Note From Kalen: I’ve written a lot about how to get out of debt.  That being said, you’re the one who makes your decisions, and your decisions may include a personal loan for whatever reason (debt consolidation, for example).  I always like to include multiple perspectives.  This post covers tips for getting approved for a loan if you choose to get one.  As with anytime you borrow money, be sure to do your research and make an informed decision.  Also, this post is directed towards UK readers, but it applies just as well to US readers.

Being rejected when you apply for a loan or other form of credit can be dispiriting experience. You may be asking yourself what you did wrong, what is suggesting that you are a credit risk or if there has been a mistake.

It’s worth remembering if you are in this situation that you are not automatically entitled to credit. Banks and other lenders only lend to people that they think represent a low risk on what is an investment on their part and are unlikely to accept applications for people they think are unlikely to repay the money they want to borrow. It’s a balancing act – they want to protect their money while, at the same time, increasing the profits they make from the interest charged on the loans that they do make.

There’s no getting around this – you may be upset about it but there’s probably a very good reason why you were rejected. While you may be able to repair your credit record over time, there are certain steps that you can take before you apply for a personal loan that will maximize your chances of being accepted.

So, pause and take stock before ploughing on and firing off a load of other applications that may well be rejected and will actually impair your credit rating even further. Think about any financial errors that you may have made in the past which might be flagging you as a potential risk when a lender looks at your credit record. Ask if you’ve actually got a sufficiently long record of borrowing and repayments in the first place and, crucially, are you sure that you are on the electoral roll (something that most lenders will look for before considering you any further)?

Remember that each application you make which is then rejected will have a damaging affect on your prospects for obtaining credit in the future.

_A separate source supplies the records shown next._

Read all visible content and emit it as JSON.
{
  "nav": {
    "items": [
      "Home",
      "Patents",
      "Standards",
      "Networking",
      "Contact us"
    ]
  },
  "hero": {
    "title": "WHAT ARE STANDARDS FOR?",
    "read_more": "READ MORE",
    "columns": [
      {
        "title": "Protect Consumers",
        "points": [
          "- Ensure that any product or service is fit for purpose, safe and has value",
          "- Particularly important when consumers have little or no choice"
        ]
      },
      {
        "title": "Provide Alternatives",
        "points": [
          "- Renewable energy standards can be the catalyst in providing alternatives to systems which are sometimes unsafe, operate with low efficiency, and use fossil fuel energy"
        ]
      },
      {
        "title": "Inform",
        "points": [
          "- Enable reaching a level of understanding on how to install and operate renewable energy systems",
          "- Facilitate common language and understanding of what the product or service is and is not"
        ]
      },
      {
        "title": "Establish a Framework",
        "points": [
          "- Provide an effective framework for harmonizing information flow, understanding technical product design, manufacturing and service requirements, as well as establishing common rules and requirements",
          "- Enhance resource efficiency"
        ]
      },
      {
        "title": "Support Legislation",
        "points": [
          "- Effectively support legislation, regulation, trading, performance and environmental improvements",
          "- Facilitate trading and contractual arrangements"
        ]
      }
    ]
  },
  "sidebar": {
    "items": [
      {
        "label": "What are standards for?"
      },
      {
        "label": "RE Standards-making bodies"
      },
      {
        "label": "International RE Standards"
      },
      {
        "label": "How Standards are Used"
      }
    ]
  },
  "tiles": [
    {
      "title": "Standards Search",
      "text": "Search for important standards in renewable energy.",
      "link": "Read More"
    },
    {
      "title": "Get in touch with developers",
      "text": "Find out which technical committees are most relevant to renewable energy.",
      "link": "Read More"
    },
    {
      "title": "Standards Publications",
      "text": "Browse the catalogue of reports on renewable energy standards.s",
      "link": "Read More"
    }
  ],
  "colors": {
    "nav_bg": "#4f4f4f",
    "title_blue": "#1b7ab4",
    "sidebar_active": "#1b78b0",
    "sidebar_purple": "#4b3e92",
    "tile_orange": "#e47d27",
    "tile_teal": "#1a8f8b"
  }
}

If you have made a lot of applications for credit over a short timeframe, then the banks and other financial organisations might think that you are in financial difficulty and trying to get hold of money to cover a shortfall in your income. They will almost certainly steer clear of you if you are in this position.

So, let’s look at the seven positive steps that you can take right now to increase your chances of being accepted when you make that personal loan application. None of them are guaranteed to bring you success but, if you follow them, you can be safe in the knowledge that you are putting yourself in the best possible position:

1. Ensure you’re registered to vote

Those who have moved house in the recent past might not have had a chance to get themselves onto the electoral roll. This will make the chances of being turned down for a personal loan significantly higher than those who are registered. Banks and other lenders view unregistered voters as higher risks because it suggests that they move house frequently and this is a tactic often used by people trying to escape from their debts. Call your local council or go to to make sure that you add your name to the electoral roll.

2. Cut your total debt

You can significantly improve your prospects of being accepted for a personal loan if you cut down on the amount you already owe. Lenders shy away from people with a lot of existing debt on the basis that their debt-to-credit ratios represent a risk. Avoid this by increasing your repayments, settling balances if you have the money to do so and by paying off your overdraft.

3. Get hold of your credit file from one of the three main credit reference agencies

You can do this for a small fee or by taking out a subscription that will give you unlimited access to your records. You can spot any mistakes on your record and assess whether you are actually likely to be accepted before making an application.

4. Close old accounts

Satisfying (settling) loan agreements and credit card accounts is a good way to boost your chances of being accepted for a new personal loan relatively quickly. If you can afford to settle an account then it may well be worth doing so before you put in an application for a new loan. But remember to wait a few weeks before applying after you’ve settled accounts because it takes up to a month for this to be shown on your credit record.

5. Make sure your contact information is up to date

When a lender has a query about your application, it will probably want to try to clear the matter up quickly. That means a telephone call or, at the very least, an email. This is why application forms ask you to include your home, office and mobile numbers. Ensure that you use up to date information on the form so that questions can be answered quickly and to speed up the entire loan process.

6. Don’t get caught out by small print

Make sure that you are eligible for the loan that you are applying for by reading the small print. Remember that the APR advertised only has to be offered to 51% of successful applicants – you might not fall into that category and could end up paying a higher interest rate than you had bargained on.

7. Borrow more

It may sound counterintuitive but there is plenty to suggest that banks and other lenders are more inclined to offer loans to people who apply for larger rather than smaller amounts. This is because a lender will make more interest over the longer-term with a larger loan than a smaller one.

Article provided by Mike James, an independent content writer working together with technology-led finance-broker Solution Loans, who were consulted over this post.